What you are asked to do:
Pick out the lines below that contain the string "instructions" and copy them all.

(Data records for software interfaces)
+---+

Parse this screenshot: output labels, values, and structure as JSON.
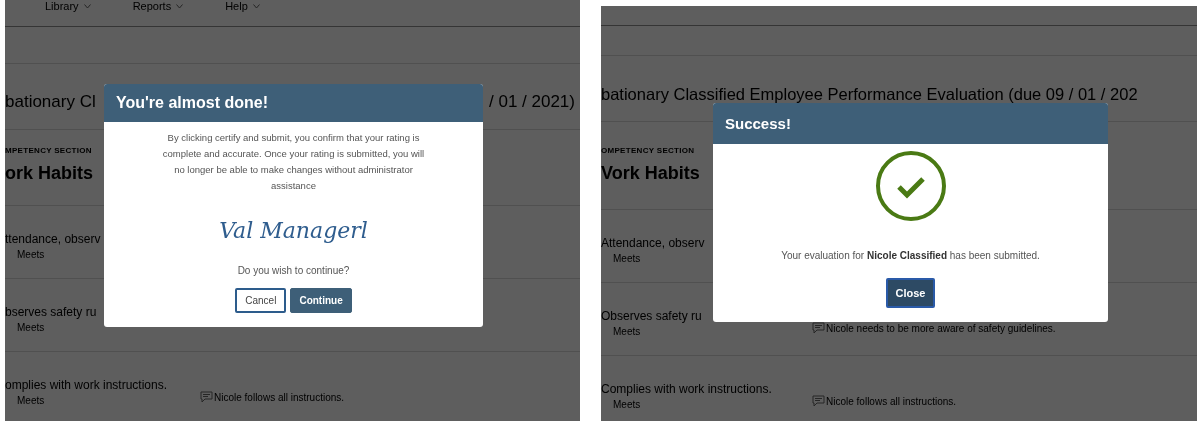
{
  "panels": [
    {
      "nav_menu": [
        {
          "label": "Library"
        },
        {
          "label": "Reports"
        },
        {
          "label": "Help"
        }
      ],
      "page_title": [
        "bationary Cl",
        "/ 01 / 2021)"
      ],
      "section_label": "MPETENCY SECTION",
      "section_title": "ork Habits",
      "criteria": [
        {
          "name": "ttendance, observ",
          "rating": "Meets"
        },
        {
          "name": "bserves safety ru",
          "rating": "Meets"
        },
        {
          "name": "omplies with work instructions.",
          "rating": "Meets",
          "comment": "Nicole follows all instructions."
        }
      ],
      "dialog": {
        "kind": "confirm",
        "title": "You're almost done!",
        "message": "By clicking certify and submit, you confirm that your rating is complete and accurate. Once your rating is submitted, you will no longer be able to make changes without administrator assistance",
        "signature": "Val Managerl",
        "question": "Do you wish to continue?",
        "buttons": [
          {
            "label": "Cancel",
            "kind": "secondary"
          },
          {
            "label": "Continue",
            "kind": "primary"
          }
        ]
      }
    },
    {
      "page_title": [
        "bationary Classified Employee Performance Evaluation (due 09 / 01 / 202"
      ],
      "section_label": "OMPETENCY SECTION",
      "section_title": "Vork Habits",
      "criteria": [
        {
          "name": "Attendance, observ",
          "rating": "Meets"
        },
        {
          "name": "Observes safety ru",
          "rating": "Meets",
          "comment": "Nicole needs to be more aware of safety guidelines."
        },
        {
          "name": "Complies with work instructions.",
          "rating": "Meets",
          "comment": "Nicole follows all instructions."
        }
      ],
      "dialog": {
        "kind": "success",
        "title": "Success!",
        "message": "Your evaluation for **Nicole Classified** has been submitted.",
        "buttons": [
          {
            "label": "Close",
            "kind": "primary"
          }
        ]
      }
    }
  ]
}
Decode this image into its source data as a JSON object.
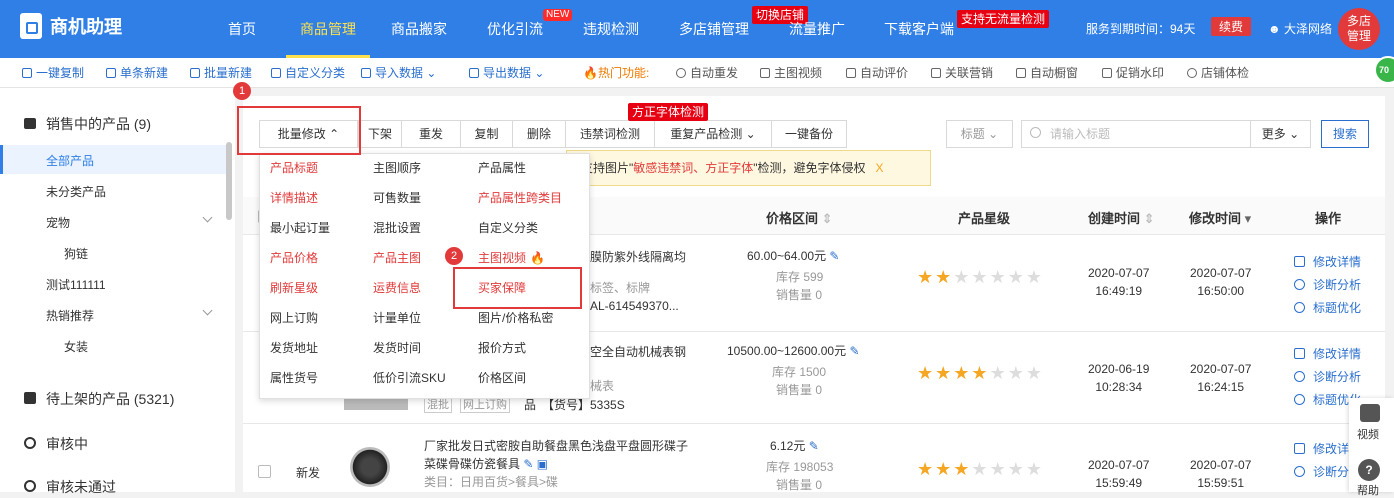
{
  "app": {
    "name": "商机助理"
  },
  "nav": {
    "items": [
      "首页",
      "商品管理",
      "商品搬家",
      "优化引流",
      "违规检测",
      "多店铺管理",
      "流量推广",
      "下载客户端"
    ],
    "new_badge": "NEW",
    "switch_store": "切换店铺",
    "no_traffic": "支持无流量检测",
    "service_time": "服务到期时间：94天",
    "renew": "续费",
    "user": "大泽网络",
    "multi_store": "多店\n管理"
  },
  "toolbar": {
    "items": [
      "一键复制",
      "单条新建",
      "批量新建",
      "自定义分类",
      "导入数据",
      "导出数据"
    ],
    "hot_label": "热门功能:",
    "features": [
      "自动重发",
      "主图视频",
      "自动评价",
      "关联营销",
      "自动橱窗",
      "促销水印",
      "店铺体检"
    ]
  },
  "badge_70": "70",
  "sidebar": {
    "selling": "销售中的产品 (9)",
    "items": [
      "全部产品",
      "未分类产品",
      "宠物",
      "狗链",
      "测试111111",
      "热销推荐",
      "女装",
      "..."
    ],
    "pending": "待上架的产品 (5321)",
    "reviewing": "审核中",
    "failed": "审核未通过"
  },
  "actions": {
    "bulk_edit": "批量修改",
    "buttons": [
      "下架",
      "重发",
      "复制",
      "删除",
      "违禁词检测",
      "重复产品检测",
      "一键备份"
    ],
    "font_check": "方正字体检测",
    "title_select": "标题",
    "search_placeholder": "请输入标题",
    "more": "更多",
    "search": "搜索"
  },
  "markers": {
    "one": "1",
    "two": "2"
  },
  "tip": {
    "pre": "支持图片\"",
    "red": "敏感违禁词、方正字体",
    "post": "\"检测，避免字体侵权",
    "close": "X"
  },
  "menu": [
    [
      "产品标题",
      "主图顺序",
      "产品属性"
    ],
    [
      "详情描述",
      "可售数量",
      "产品属性跨类目"
    ],
    [
      "最小起订量",
      "混批设置",
      "自定义分类"
    ],
    [
      "产品价格",
      "产品主图",
      "主图视频"
    ],
    [
      "刷新星级",
      "运费信息",
      "买家保障"
    ],
    [
      "网上订购",
      "计量单位",
      "图片/价格私密"
    ],
    [
      "发货地址",
      "发货时间",
      "报价方式"
    ],
    [
      "属性货号",
      "低价引流SKU",
      "价格区间"
    ]
  ],
  "table": {
    "headers": [
      "价格区间",
      "产品星级",
      "创建时间",
      "修改时间",
      "操作"
    ],
    "rows": [
      {
        "title": "膜防紫外线隔离均",
        "sub": "标签、标牌",
        "code": "AL-614549370...",
        "price": "60.00~64.00元",
        "stock": "库存 599",
        "sold": "销售量 0",
        "stars": 2,
        "created": [
          "2020-07-07",
          "16:49:19"
        ],
        "modified": [
          "2020-07-07",
          "16:50:00"
        ]
      },
      {
        "title": "空全自动机械表钢",
        "sub": "械表",
        "code": "【货号】5335S",
        "tags": [
          "混批",
          "网上订购",
          "品"
        ],
        "price": "10500.00~12600.00元",
        "stock": "库存 1500",
        "sold": "销售量 0",
        "stars": 4,
        "created": [
          "2020-06-19",
          "10:28:34"
        ],
        "modified": [
          "2020-07-07",
          "16:24:15"
        ]
      },
      {
        "status": "新发",
        "title": "厂家批发日式密胺自助餐盘黑色浅盘平盘圆形碟子",
        "title2": "菜碟骨碟仿瓷餐具",
        "category": "类目：日用百货>餐具>碟",
        "price": "6.12元",
        "stock": "库存 198053",
        "sold": "销售量 0",
        "stars": 3,
        "created": [
          "2020-07-07",
          "15:59:49"
        ],
        "modified": [
          "2020-07-07",
          "15:59:51"
        ]
      }
    ],
    "ops": [
      "修改详情",
      "诊断分析",
      "标题优化"
    ]
  },
  "float": {
    "video": "视频",
    "help": "帮助"
  }
}
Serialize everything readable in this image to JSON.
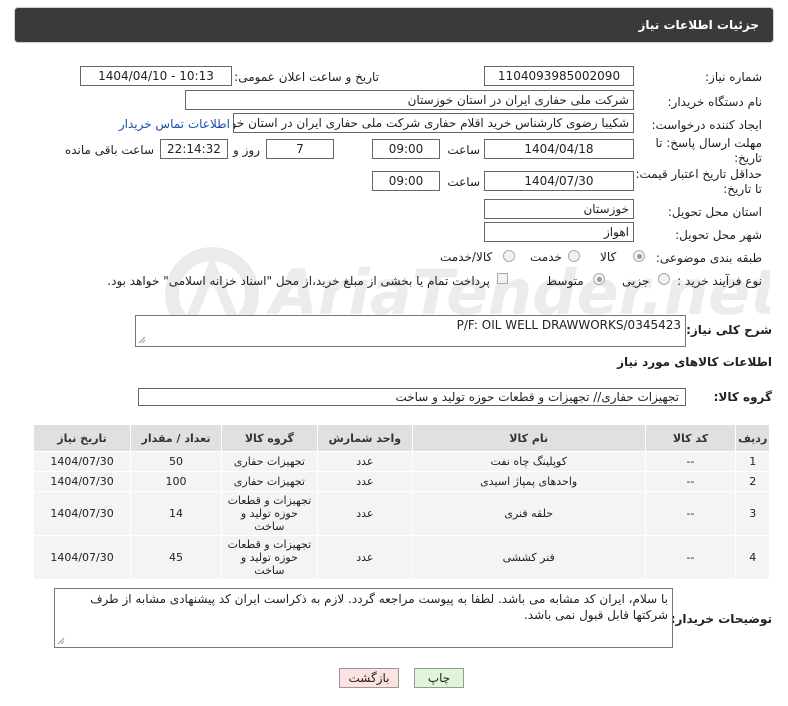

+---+

Answer for the task:
          "name": "omplies with work instructions.",
          "comment": "Nicole follows all instructions."
          "name": "Complies with work instructions.",
          "comment": "Nicole follows all instructions."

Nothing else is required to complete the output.